Figure 1: 
3D-model ( tube diagram) of the D-Ala:D-Ala ligase of E. faecalis using the X-ray structure of the Escherichia coli enzyme complexed with ADP and the methylphosphinophosphate inhibitor as a template.  The image highlights the residues (depicted as balls) found in contact with ADP and phosphinophosphate. 

Color code of residues: 

  • green, hydrophobic; 
  • pink, aromatic; 
  • dark blue, basic; 
  • light blue, polar; 
  • red, acidic. 
From Prevost et al., 2000

Inhibitors with drugable properties are now looked for using (i) rational, target-based approaches, (ii) empirical pharmacochemical, structure-based approaches starting from known inhibitors, (iii) screening of natural sources. 

These novel compounds are tested for their capacity to inhibit the enzyme (using a purified protein) as well as the bacterial growth (using clinical isolates of important human pathogens).

A first successful example is represented by benzoxazoles, which were designed de novo starting from computational modeling (Figure 2).

Figure 2:

Left: Docked pose of the most active benzoxazole (IT16) in the E. coli D-Ala-D-Ala ligase enzymatic pocket.
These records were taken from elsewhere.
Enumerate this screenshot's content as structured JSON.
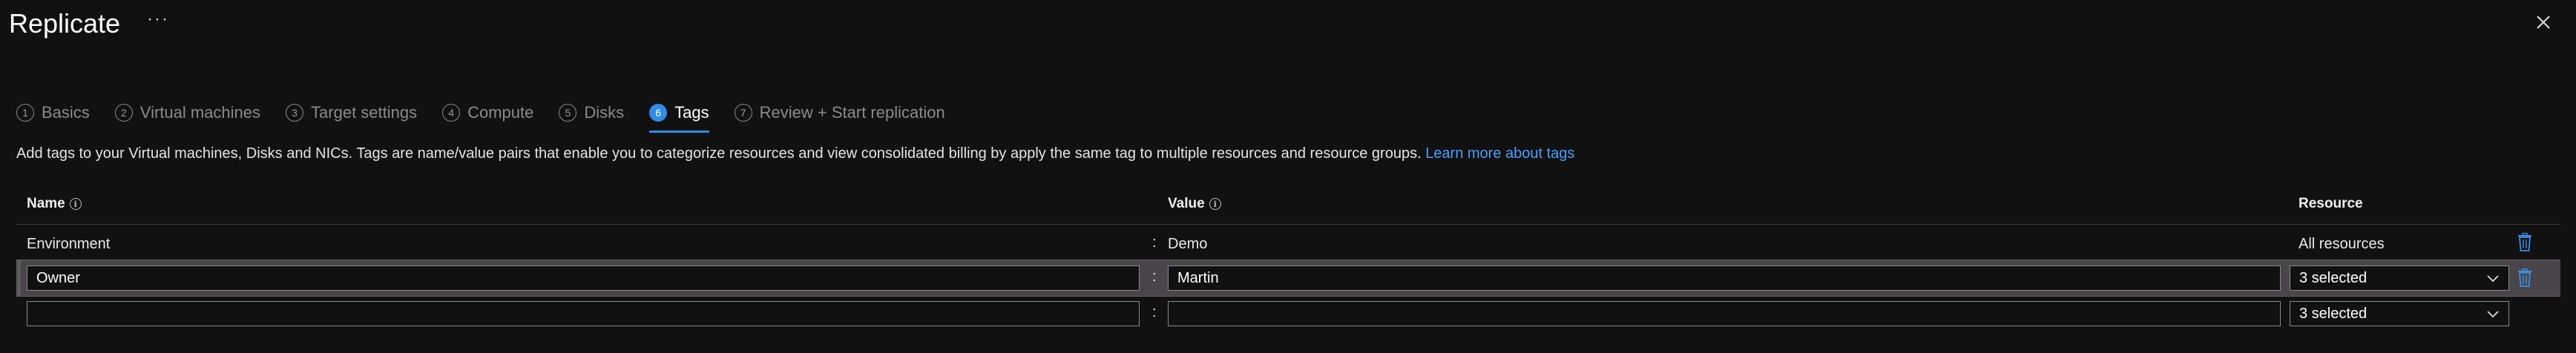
{
  "header": {
    "title": "Replicate",
    "more_label": "···"
  },
  "steps": [
    {
      "num": "1",
      "label": "Basics"
    },
    {
      "num": "2",
      "label": "Virtual machines"
    },
    {
      "num": "3",
      "label": "Target settings"
    },
    {
      "num": "4",
      "label": "Compute"
    },
    {
      "num": "5",
      "label": "Disks"
    },
    {
      "num": "6",
      "label": "Tags"
    },
    {
      "num": "7",
      "label": "Review + Start replication"
    }
  ],
  "active_step": "Tags",
  "description": {
    "text": "Add tags to your Virtual machines, Disks and NICs. Tags are name/value pairs that enable you to categorize resources and view consolidated billing by apply the same tag to multiple resources and resource groups.",
    "link": "Learn more about tags"
  },
  "table": {
    "headers": {
      "name": "Name",
      "value": "Value",
      "resource": "Resource"
    },
    "separator": ":",
    "rows": [
      {
        "name": "Environment",
        "value": "Demo",
        "resource": "All resources"
      },
      {
        "name": "Owner",
        "value": "Martin",
        "resource": "3 selected"
      },
      {
        "name": "",
        "value": "",
        "resource": "3 selected"
      }
    ]
  },
  "colors": {
    "accent": "#2f8ce8",
    "link": "#4a9eff",
    "background": "#111111",
    "selected_row": "#4a454a"
  }
}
IT16 is depicted as ball-and-sticks and interacting residues and ATP are represented as thick lines. The two magnesium ions are depicted as pink spheres. Oxygens, nitrogens, carbons, phosphorus and hydrogens are colored in red, blue, green, magenta and white respectively

Right: chemical structure, inhibitory activity towards E. faecalis D-Ala-D-Ala ligase, scoring in computational analysis, and antimicrobial activity of benzoxazole compounds.

From Tytgat et al., 2008

Selected References
on D-Ala-D-Ala ligases and inhibitors thereof (by reverse chronological order; for a full reference list, see our publication list)

Other targets

Other targets are being actively explored. Three orientations are being followed, namely

Figure 3A

Figure 3 B

Figure 3:

Left: Comparative activity of the glycopeptide vancomycin and of the lipopglycopeptide telavancin. S. aureus was exposed to increasing concentrations of each of these drugs during 3 h. The graph shows the change in bacterial counts from the initial inoculum. telavancin is bactericidal (3 log decrease in colony forming units [CFU]) as soon as its concentration reaches 10 x its Minimal Inhibitory Concentration (MIC), while vancomycin never reaches a bactericidal effect. The mode of action of lipoglycopeptides is further discussed in the section on drug-membrane interactions.

From Barcia-Macay et al, 2006

Right: Delocalization of PBP2 in MRSA as determined by fluorescence microscopy in bacteria grown in broth containing oxacillin or oxacillin and epicathecin gallate (ECg). This delocalization (shown by the group of P. Taylor) is thought to impair the interaction of PBP2 (acting as transglycosylase) with PBP2a (acting as transpetptidase), which is essential for maintenance of growth of MRSA in the presence of beta-lactams. This may explain why ECg sensitizes MRSA to beta-lactams although it does not interact with PBP2a (shown by our group). These features of ECg-induced phenotype can be explained by changes in the fluid dynamics of the membrane.

From Bernal et al., 2010

Selected References other targets (by reverse chronological order; for a full reference list, see our publication list)


Additional information:  <tulkens@facm.ucl.ac.be>
Last significant update: December 2010